by Emery W.
I don't know where to begin when reviewing a movie as monumental as Hidden Figures. This film is so inspiring and educational. It's quite possibly the best film based on a true story I've seen. Honestly, it's probably because the story centers around people like me; African-American women.
Long story short, Hidden Figures tells the story of Katherine Johnson, Dorothy Vaughan, and Mary Jackson (portrayed by Taraji P. Henson, Octavia Spencer, and Janelle Monae respectively) as three women who work for NASA as human computers during the '60's when America first put man in space.
Though their stories intertwine as a strong female friendship, each of these incredible women have their own personal story to tell of how they changed the face of math and science forever.
Katherine Johnson, a math prodigy, is brought from the Black wing of the space program to create and solve equations that inevitably put the first man in orbit. Tackling a mountain of racial and gender barriers, Johnson eventually does the impossible, and becomes more than a computer. She becomes an integral part of the team. Henson does a stupendous job of portraying the journey of a woman who starts in the background of a room to the forefront of an entire operation. Her bathroom scene ( I won't go into details) brought me to tears, and made the whole theater erupt in applause. If you thought Taraji P. Henson is a Cookie Lyon typecast actress, watch this film, and be immediately proved wrong.
Dorothy Vaughan is the woman who *spoiler alert* eventually becomes the first African-American supervisor for NASA. So not only is she a ground-breaker for women, but people of color as well. Octavia Spencer has always been a Goddess on-screen in my opinion, and this role is another addition to a list of roles that has made me fall in love with her.
The one thing about the film I would tweak is the story behind Mary Jackson. While Janelle Monae undoubtedly did an exceptional job with the role, I wish I'd been shown more of Jackson's story. It's an inspirational look into how one of the most brilliant minds in the world was silenced because of the color of her skin.

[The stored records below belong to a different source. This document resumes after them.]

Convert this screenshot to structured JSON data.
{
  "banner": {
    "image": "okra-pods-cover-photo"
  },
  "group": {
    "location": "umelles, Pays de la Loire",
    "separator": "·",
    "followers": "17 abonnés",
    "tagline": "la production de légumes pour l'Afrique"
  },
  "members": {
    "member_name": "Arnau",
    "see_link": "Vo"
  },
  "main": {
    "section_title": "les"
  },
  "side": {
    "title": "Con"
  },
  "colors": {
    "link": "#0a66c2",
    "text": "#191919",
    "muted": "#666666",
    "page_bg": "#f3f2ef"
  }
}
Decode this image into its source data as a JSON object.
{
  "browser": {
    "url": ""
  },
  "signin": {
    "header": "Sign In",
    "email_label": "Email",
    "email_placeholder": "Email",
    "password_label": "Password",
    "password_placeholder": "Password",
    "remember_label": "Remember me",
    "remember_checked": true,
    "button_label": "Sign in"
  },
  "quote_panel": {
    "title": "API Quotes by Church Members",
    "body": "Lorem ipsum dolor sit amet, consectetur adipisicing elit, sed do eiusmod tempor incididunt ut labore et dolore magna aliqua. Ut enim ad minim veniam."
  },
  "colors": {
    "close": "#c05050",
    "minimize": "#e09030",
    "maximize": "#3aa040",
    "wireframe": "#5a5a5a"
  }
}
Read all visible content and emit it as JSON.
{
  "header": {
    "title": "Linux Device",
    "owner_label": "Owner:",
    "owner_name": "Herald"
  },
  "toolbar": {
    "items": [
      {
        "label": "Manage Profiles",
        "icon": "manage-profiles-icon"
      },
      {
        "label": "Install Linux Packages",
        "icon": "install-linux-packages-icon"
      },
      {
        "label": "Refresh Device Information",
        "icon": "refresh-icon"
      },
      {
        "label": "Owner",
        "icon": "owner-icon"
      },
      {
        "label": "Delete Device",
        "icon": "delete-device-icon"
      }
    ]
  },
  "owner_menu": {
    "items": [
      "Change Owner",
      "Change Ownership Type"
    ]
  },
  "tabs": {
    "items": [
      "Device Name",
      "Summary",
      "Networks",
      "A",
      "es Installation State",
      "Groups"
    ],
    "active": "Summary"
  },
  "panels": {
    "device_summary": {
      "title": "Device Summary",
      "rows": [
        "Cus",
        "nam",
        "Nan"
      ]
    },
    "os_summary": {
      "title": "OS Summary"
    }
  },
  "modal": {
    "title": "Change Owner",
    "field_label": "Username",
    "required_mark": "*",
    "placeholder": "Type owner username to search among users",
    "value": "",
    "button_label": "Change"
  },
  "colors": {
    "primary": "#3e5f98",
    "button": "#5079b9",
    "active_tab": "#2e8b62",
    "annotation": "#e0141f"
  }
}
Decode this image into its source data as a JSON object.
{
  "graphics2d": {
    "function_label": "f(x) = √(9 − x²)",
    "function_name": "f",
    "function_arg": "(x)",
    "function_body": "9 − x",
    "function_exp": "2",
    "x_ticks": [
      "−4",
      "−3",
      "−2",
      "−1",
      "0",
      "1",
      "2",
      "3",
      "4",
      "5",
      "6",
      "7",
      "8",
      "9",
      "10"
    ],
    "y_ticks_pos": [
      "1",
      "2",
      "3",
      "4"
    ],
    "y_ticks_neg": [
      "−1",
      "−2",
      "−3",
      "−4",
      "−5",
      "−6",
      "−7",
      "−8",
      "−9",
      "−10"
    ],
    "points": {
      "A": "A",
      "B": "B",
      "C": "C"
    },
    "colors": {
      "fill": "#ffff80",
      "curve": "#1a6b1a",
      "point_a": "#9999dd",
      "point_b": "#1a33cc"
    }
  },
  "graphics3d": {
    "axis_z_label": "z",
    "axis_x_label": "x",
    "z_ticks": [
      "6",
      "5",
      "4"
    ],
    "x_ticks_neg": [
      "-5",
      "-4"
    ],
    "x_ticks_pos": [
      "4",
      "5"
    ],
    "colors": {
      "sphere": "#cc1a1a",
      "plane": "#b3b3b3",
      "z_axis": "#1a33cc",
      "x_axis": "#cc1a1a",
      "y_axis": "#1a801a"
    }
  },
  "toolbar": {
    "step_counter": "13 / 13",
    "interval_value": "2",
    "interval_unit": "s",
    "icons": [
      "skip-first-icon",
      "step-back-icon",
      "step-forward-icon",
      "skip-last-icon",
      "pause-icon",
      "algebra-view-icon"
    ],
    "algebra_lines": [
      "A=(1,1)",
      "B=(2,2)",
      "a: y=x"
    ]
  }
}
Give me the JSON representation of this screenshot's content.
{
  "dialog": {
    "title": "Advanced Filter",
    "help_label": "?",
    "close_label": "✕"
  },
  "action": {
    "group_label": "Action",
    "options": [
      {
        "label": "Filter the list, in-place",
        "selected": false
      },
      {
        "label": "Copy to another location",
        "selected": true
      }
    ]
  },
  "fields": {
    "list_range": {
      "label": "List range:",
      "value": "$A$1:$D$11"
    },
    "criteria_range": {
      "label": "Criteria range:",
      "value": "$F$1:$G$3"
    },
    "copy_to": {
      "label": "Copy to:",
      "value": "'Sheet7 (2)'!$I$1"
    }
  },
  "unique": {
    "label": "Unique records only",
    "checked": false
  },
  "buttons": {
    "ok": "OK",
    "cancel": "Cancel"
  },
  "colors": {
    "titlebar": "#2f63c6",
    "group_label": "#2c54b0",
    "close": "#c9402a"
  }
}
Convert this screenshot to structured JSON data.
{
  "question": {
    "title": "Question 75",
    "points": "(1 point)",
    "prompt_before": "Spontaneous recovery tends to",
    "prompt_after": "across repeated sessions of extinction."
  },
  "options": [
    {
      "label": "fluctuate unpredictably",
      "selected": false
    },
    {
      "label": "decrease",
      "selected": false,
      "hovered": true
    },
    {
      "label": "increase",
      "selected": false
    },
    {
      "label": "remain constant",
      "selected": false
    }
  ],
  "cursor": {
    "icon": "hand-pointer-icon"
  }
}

In fact, the initial problem with the space orbit may not have happened if this woman was given a fair chance to get her degree. I just wish the film showed more of her work with N ASA. However, what did feature Jackson was extraordinary.
I give this film a solid 10/10. I'll buy it, watch it, and share it with future generations. I'm so thankful that this film was made because it's a part of Black history that wasn't featured in my books.